The 25% surface parking cap for small apartments is gone.
Part of the Norberry and St. George neigbourhoods were reclassified from Mature Communities to Recent Communities. As such, they’re no longer covered by the Infill Guidelines.
Part of the Booth community was reclassified from Mature Communities to Recent Communities. As such, they’re no longer covered by the Infill Guidelines.
Council directed the civil service to prepare a draft bylaw amendment to allow two-family uses (duplexes and side-by-sides) as a conditional use in R1 zones.
Council directed the civil service to prepare a secondary plan for the Glenwood Neighbourhood by March 31, 2022.
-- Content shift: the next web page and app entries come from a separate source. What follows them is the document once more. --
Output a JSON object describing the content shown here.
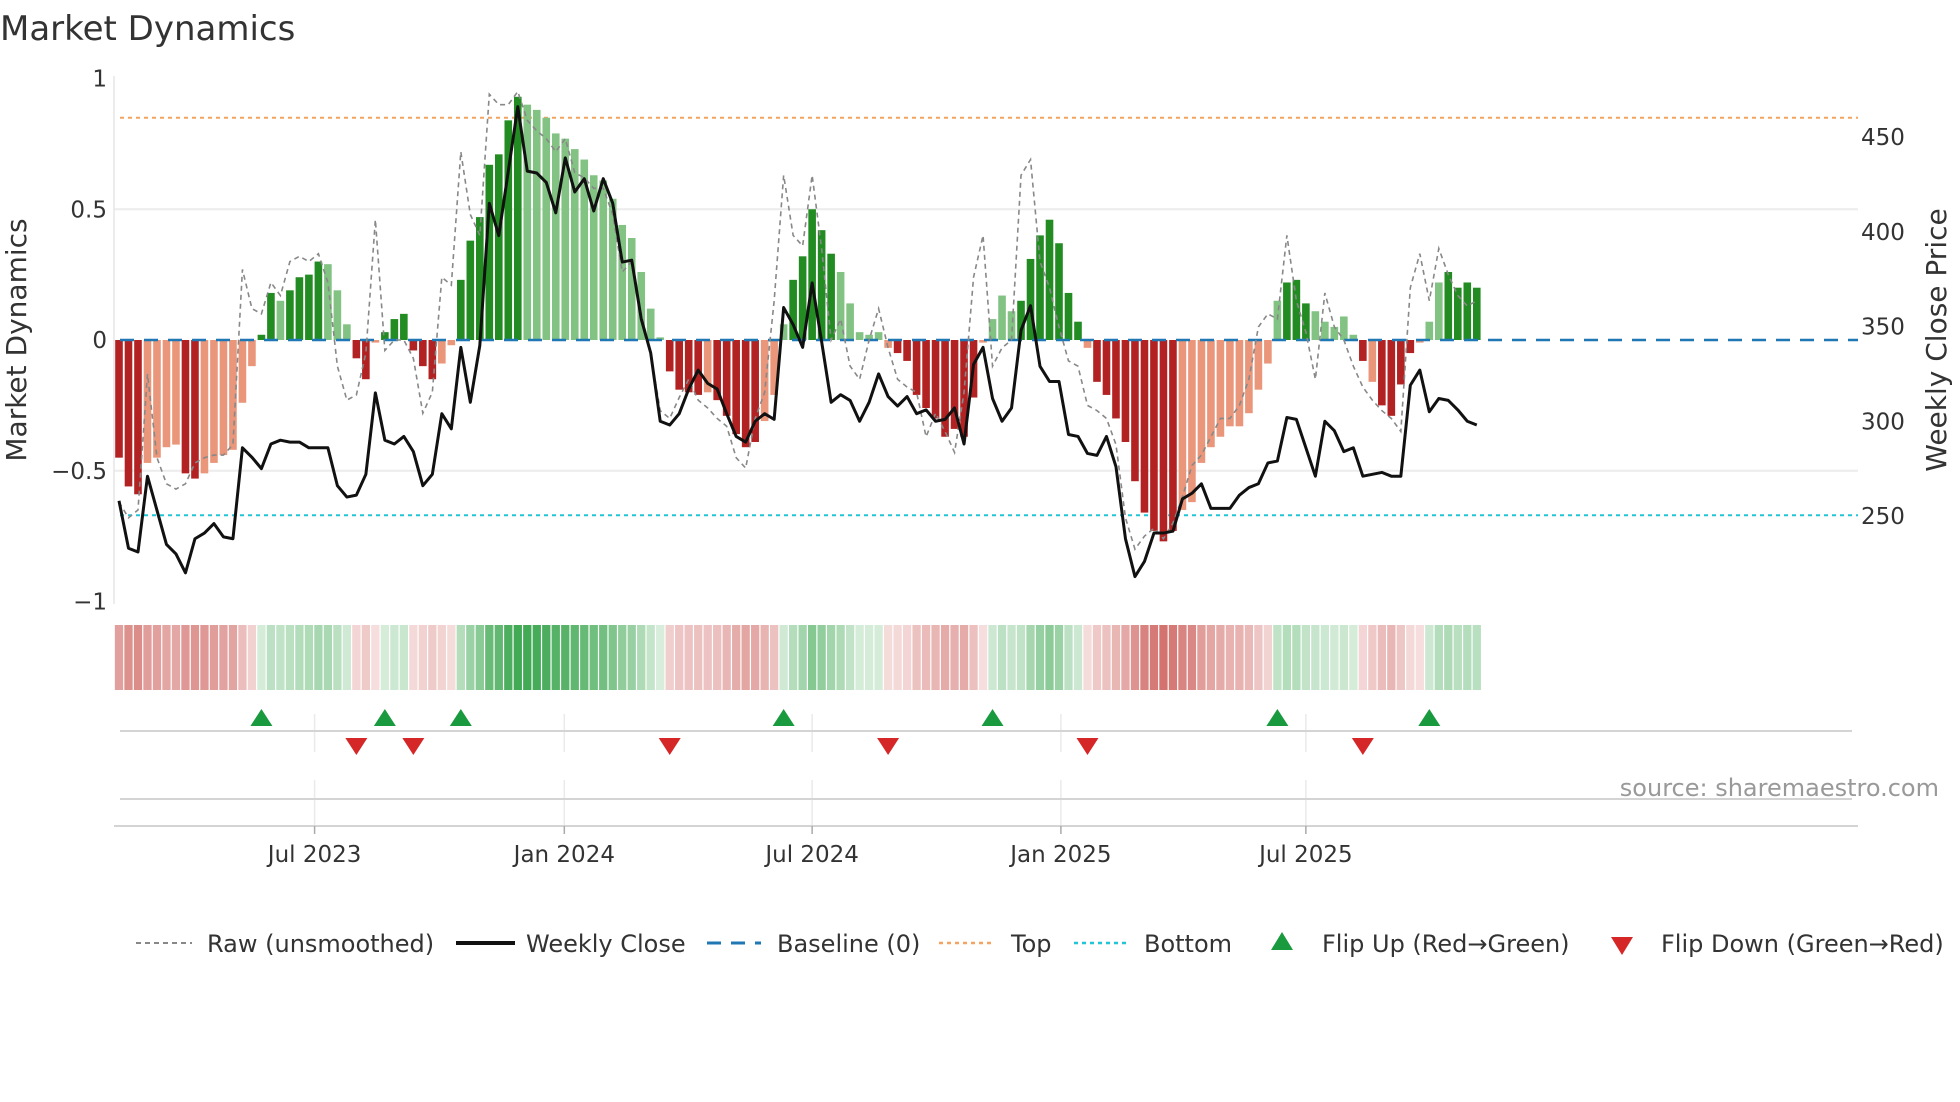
{
  "title": "Market Dynamics",
  "source": "source: sharemaestro.com",
  "colors": {
    "bar_strong_pos": "#228b22",
    "bar_weak_pos": "#82c282",
    "bar_strong_neg": "#b22222",
    "bar_weak_neg": "#e9967a",
    "heat_pos": "#2ea043",
    "heat_neg": "#c8504b",
    "raw": "#888888",
    "close": "#111111",
    "baseline": "#1f77b4",
    "top": "#f4a460",
    "bottom": "#22c5d5",
    "flip_up": "#1a9a3e",
    "flip_down": "#d62728"
  },
  "chart_data": {
    "type": "bar",
    "title": "Market Dynamics",
    "ylabel": "Market Dynamics",
    "y2label": "Weekly Close Price",
    "ylim": [
      -1,
      1
    ],
    "y2lim": [
      226.6,
      472.4
    ],
    "yticks": [
      {
        "v": 1,
        "label": "1"
      },
      {
        "v": 0.5,
        "label": "0.5"
      },
      {
        "v": 0,
        "label": "0"
      },
      {
        "v": -0.5,
        "label": "−0.5"
      },
      {
        "v": -1,
        "label": "−1"
      }
    ],
    "y2ticks": [
      {
        "v": 450,
        "label": "450"
      },
      {
        "v": 400,
        "label": "400"
      },
      {
        "v": 350,
        "label": "350"
      },
      {
        "v": 300,
        "label": "300"
      },
      {
        "v": 250,
        "label": "250"
      }
    ],
    "xticks": [
      {
        "week": 20.6,
        "label": "Jul 2023"
      },
      {
        "week": 46.9,
        "label": "Jan 2024"
      },
      {
        "week": 73.0,
        "label": "Jul 2024"
      },
      {
        "week": 99.2,
        "label": "Jan 2025"
      },
      {
        "week": 125.0,
        "label": "Jul 2025"
      }
    ],
    "top_level": 0.85,
    "bottom_level": -0.67,
    "baseline": 0,
    "grid": true,
    "legend_position": "bottom",
    "legend": [
      "Raw (unsmoothed)",
      "Weekly Close",
      "Baseline (0)",
      "Top",
      "Bottom",
      "Flip Up (Red→Green)",
      "Flip Down (Green→Red)"
    ],
    "bars": [
      -0.45,
      -0.56,
      -0.59,
      -0.47,
      -0.45,
      -0.41,
      -0.4,
      -0.51,
      -0.53,
      -0.51,
      -0.47,
      -0.44,
      -0.42,
      -0.24,
      -0.1,
      0.02,
      0.18,
      0.15,
      0.19,
      0.24,
      0.25,
      0.3,
      0.29,
      0.19,
      0.06,
      -0.07,
      -0.15,
      -0.01,
      0.03,
      0.08,
      0.1,
      -0.04,
      -0.1,
      -0.15,
      -0.09,
      -0.02,
      0.23,
      0.38,
      0.47,
      0.67,
      0.71,
      0.84,
      0.93,
      0.9,
      0.88,
      0.85,
      0.79,
      0.77,
      0.73,
      0.69,
      0.63,
      0.61,
      0.54,
      0.44,
      0.39,
      0.26,
      0.12,
      0.01,
      -0.12,
      -0.19,
      -0.2,
      -0.21,
      -0.2,
      -0.23,
      -0.29,
      -0.36,
      -0.41,
      -0.39,
      -0.31,
      -0.21,
      0.06,
      0.23,
      0.32,
      0.5,
      0.42,
      0.33,
      0.26,
      0.14,
      0.03,
      0.02,
      0.03,
      -0.03,
      -0.05,
      -0.08,
      -0.21,
      -0.26,
      -0.3,
      -0.37,
      -0.34,
      -0.37,
      -0.22,
      -0.01,
      0.08,
      0.17,
      0.11,
      0.15,
      0.31,
      0.4,
      0.46,
      0.37,
      0.18,
      0.07,
      -0.03,
      -0.16,
      -0.21,
      -0.3,
      -0.39,
      -0.54,
      -0.66,
      -0.73,
      -0.77,
      -0.73,
      -0.65,
      -0.62,
      -0.47,
      -0.41,
      -0.37,
      -0.33,
      -0.33,
      -0.28,
      -0.19,
      -0.09,
      0.15,
      0.22,
      0.23,
      0.14,
      0.11,
      0.07,
      0.05,
      0.09,
      0.02,
      -0.08,
      -0.16,
      -0.25,
      -0.29,
      -0.17,
      -0.05,
      -0.01,
      0.07,
      0.22,
      0.26,
      0.2,
      0.22,
      0.2
    ],
    "bar_strength": "dddllllddllllllddlddddlllddlddddddlldddddddlllllllllllllllddddldddddllldddddlllllldddddddddlllldddddddldddddddddllllllllllldddllllldlddddlllddddldl",
    "raw": [
      -0.62,
      -0.68,
      -0.65,
      -0.13,
      -0.45,
      -0.55,
      -0.57,
      -0.55,
      -0.47,
      -0.45,
      -0.44,
      -0.44,
      -0.4,
      0.27,
      0.12,
      0.1,
      0.22,
      0.17,
      0.3,
      0.32,
      0.3,
      0.33,
      0.22,
      -0.1,
      -0.23,
      -0.21,
      -0.05,
      0.46,
      -0.04,
      0.0,
      0.0,
      -0.07,
      -0.28,
      -0.2,
      0.24,
      0.21,
      0.72,
      0.48,
      0.4,
      0.94,
      0.9,
      0.9,
      0.95,
      0.84,
      0.8,
      0.77,
      0.72,
      0.77,
      0.64,
      0.62,
      0.58,
      0.58,
      0.48,
      0.26,
      0.3,
      0.1,
      -0.05,
      -0.27,
      -0.3,
      -0.22,
      -0.15,
      -0.23,
      -0.26,
      -0.3,
      -0.33,
      -0.45,
      -0.49,
      -0.3,
      -0.2,
      0.15,
      0.63,
      0.4,
      0.36,
      0.63,
      0.35,
      0.0,
      0.08,
      -0.1,
      -0.15,
      0.0,
      0.12,
      -0.03,
      -0.15,
      -0.18,
      -0.2,
      -0.37,
      -0.28,
      -0.35,
      -0.43,
      -0.2,
      0.24,
      0.4,
      -0.1,
      -0.03,
      0.0,
      0.63,
      0.69,
      0.3,
      0.2,
      0.05,
      -0.08,
      -0.1,
      -0.25,
      -0.27,
      -0.3,
      -0.4,
      -0.68,
      -0.8,
      -0.75,
      -0.72,
      -0.76,
      -0.7,
      -0.6,
      -0.48,
      -0.44,
      -0.37,
      -0.3,
      -0.3,
      -0.25,
      -0.15,
      0.05,
      0.1,
      0.08,
      0.4,
      0.15,
      0.03,
      -0.15,
      0.18,
      0.05,
      0.0,
      -0.1,
      -0.18,
      -0.23,
      -0.27,
      -0.3,
      -0.35,
      0.2,
      0.33,
      0.15,
      0.35,
      0.25,
      0.17,
      0.13,
      0.15
    ],
    "weekly_close": [
      258,
      233,
      231,
      271,
      253,
      235,
      230,
      220,
      238,
      241,
      246,
      239,
      238,
      286,
      281,
      275,
      288,
      290,
      289,
      289,
      286,
      286,
      286,
      266,
      260,
      261,
      272,
      315,
      290,
      288,
      292,
      284,
      266,
      272,
      304,
      296,
      339,
      310,
      340,
      415,
      398,
      432,
      466,
      432,
      431,
      426,
      410,
      439,
      421,
      428,
      411,
      428,
      415,
      384,
      385,
      354,
      336,
      300,
      298,
      304,
      317,
      327,
      320,
      317,
      304,
      292,
      289,
      300,
      304,
      301,
      360,
      351,
      339,
      373,
      342,
      310,
      314,
      311,
      300,
      310,
      325,
      313,
      308,
      313,
      304,
      306,
      300,
      301,
      307,
      288,
      330,
      339,
      312,
      300,
      307,
      348,
      361,
      329,
      321,
      321,
      293,
      292,
      283,
      282,
      292,
      276,
      238,
      218,
      226,
      241,
      241,
      242,
      259,
      262,
      267,
      254,
      254,
      254,
      261,
      265,
      267,
      278,
      279,
      302,
      301,
      286,
      271,
      300,
      295,
      284,
      286,
      271,
      272,
      273,
      271,
      271,
      319,
      327,
      305,
      312,
      311,
      306,
      300,
      298
    ],
    "flip_up_weeks": [
      15,
      28,
      36,
      70,
      92,
      122,
      138
    ],
    "flip_down_weeks": [
      25,
      31,
      58,
      81,
      102,
      131
    ]
  }
}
One exciting possibility with a Glenwood Neighbourhood secondary plan is the potential for rezoning R1 lots to R2. As a delegate to the Property & Development Committee meeting on June 8, 2021, St. Vital Councillor Brian Mayes brought up the possibility or rezoning some R1 lots to R2 with a secondary plan. R2 zoning makes two-family uses (i.e. duplexes) easier to build. Ray Hesslein, with the Glenwood Neighbourhood Association, noted that duplexes save space relative to single-family lot splits.
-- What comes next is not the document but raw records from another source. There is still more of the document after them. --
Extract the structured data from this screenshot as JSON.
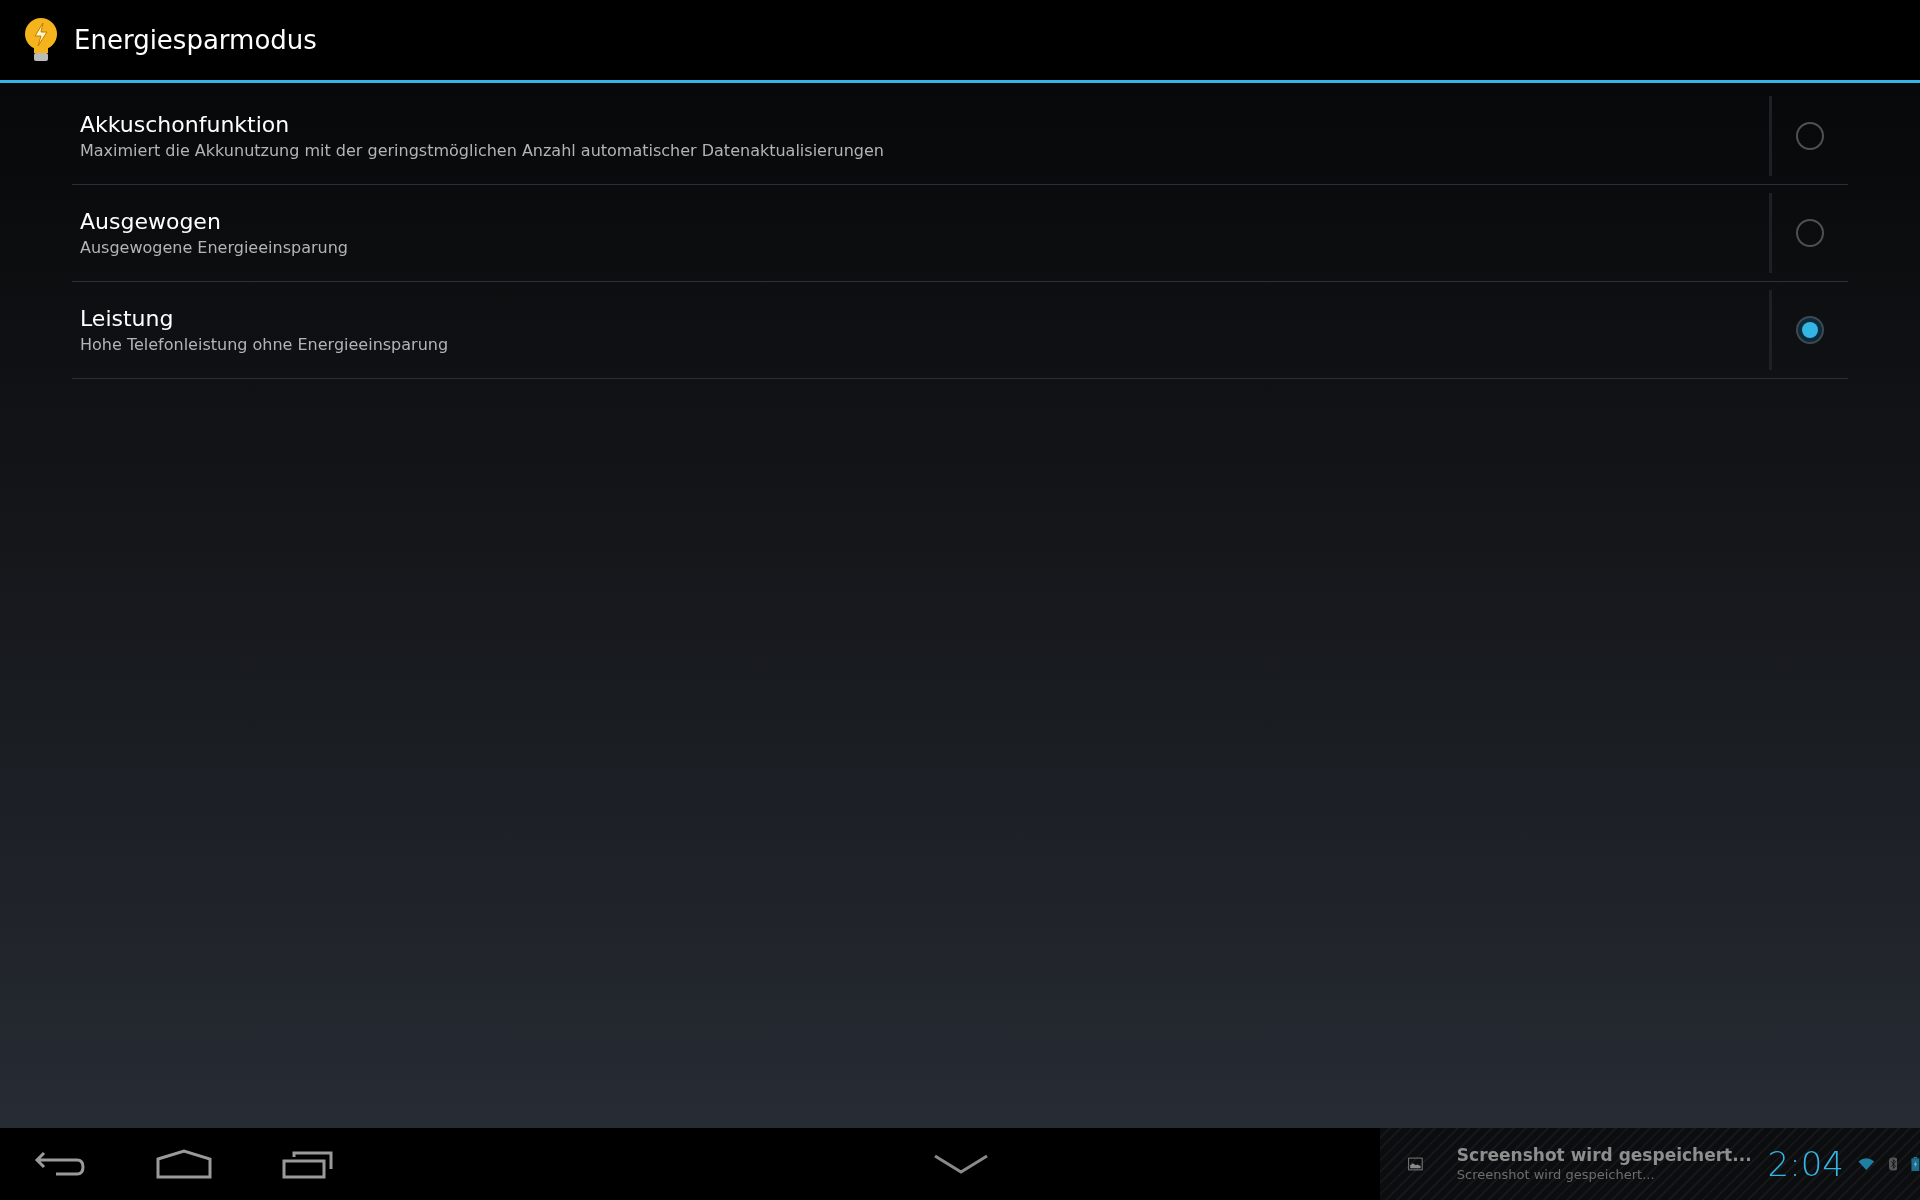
{
  "action_bar": {
    "title": "Energiesparmodus"
  },
  "options": [
    {
      "title": "Akkuschonfunktion",
      "summary": "Maximiert die Akkunutzung mit der geringstmöglichen Anzahl automatischer Datenaktualisierungen",
      "selected": false
    },
    {
      "title": "Ausgewogen",
      "summary": "Ausgewogene Energieeinsparung",
      "selected": false
    },
    {
      "title": "Leistung",
      "summary": "Hohe Telefonleistung ohne Energieeinsparung",
      "selected": true
    }
  ],
  "status_bar": {
    "notification": {
      "title": "Screenshot wird gespeichert...",
      "text": "Screenshot wird gespeichert..."
    },
    "clock": "2:04"
  }
}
City Council bans building on land designated as open space or park land
We held our last organizing meeting on June 29th, 2021.The adoption of the Infill Guidelines by Council is a major turning point for our efforts. We’ve advocated around the Infill Guidelines since we first formed, in February 2019. Now is time to discuss how to bring infill and mixed-use density to the next level in Winnipeg.
We performed some basic housekeeping functions at our latest meeting. This included renewing Dylon Martin as spokesperson for another year and approving our first treasurer, Steve.
We discussed the infill guidelines and the lackluster response they’re receiving. For many mature communities, local area plans will be a much more important policy for infill.
We also discussed greenspace policy and the strategic potential of rezoning single-family-only land around parks and open spaces to allow more residents to enjoy these vital amenities. Further work on this idea will come throughout the summer.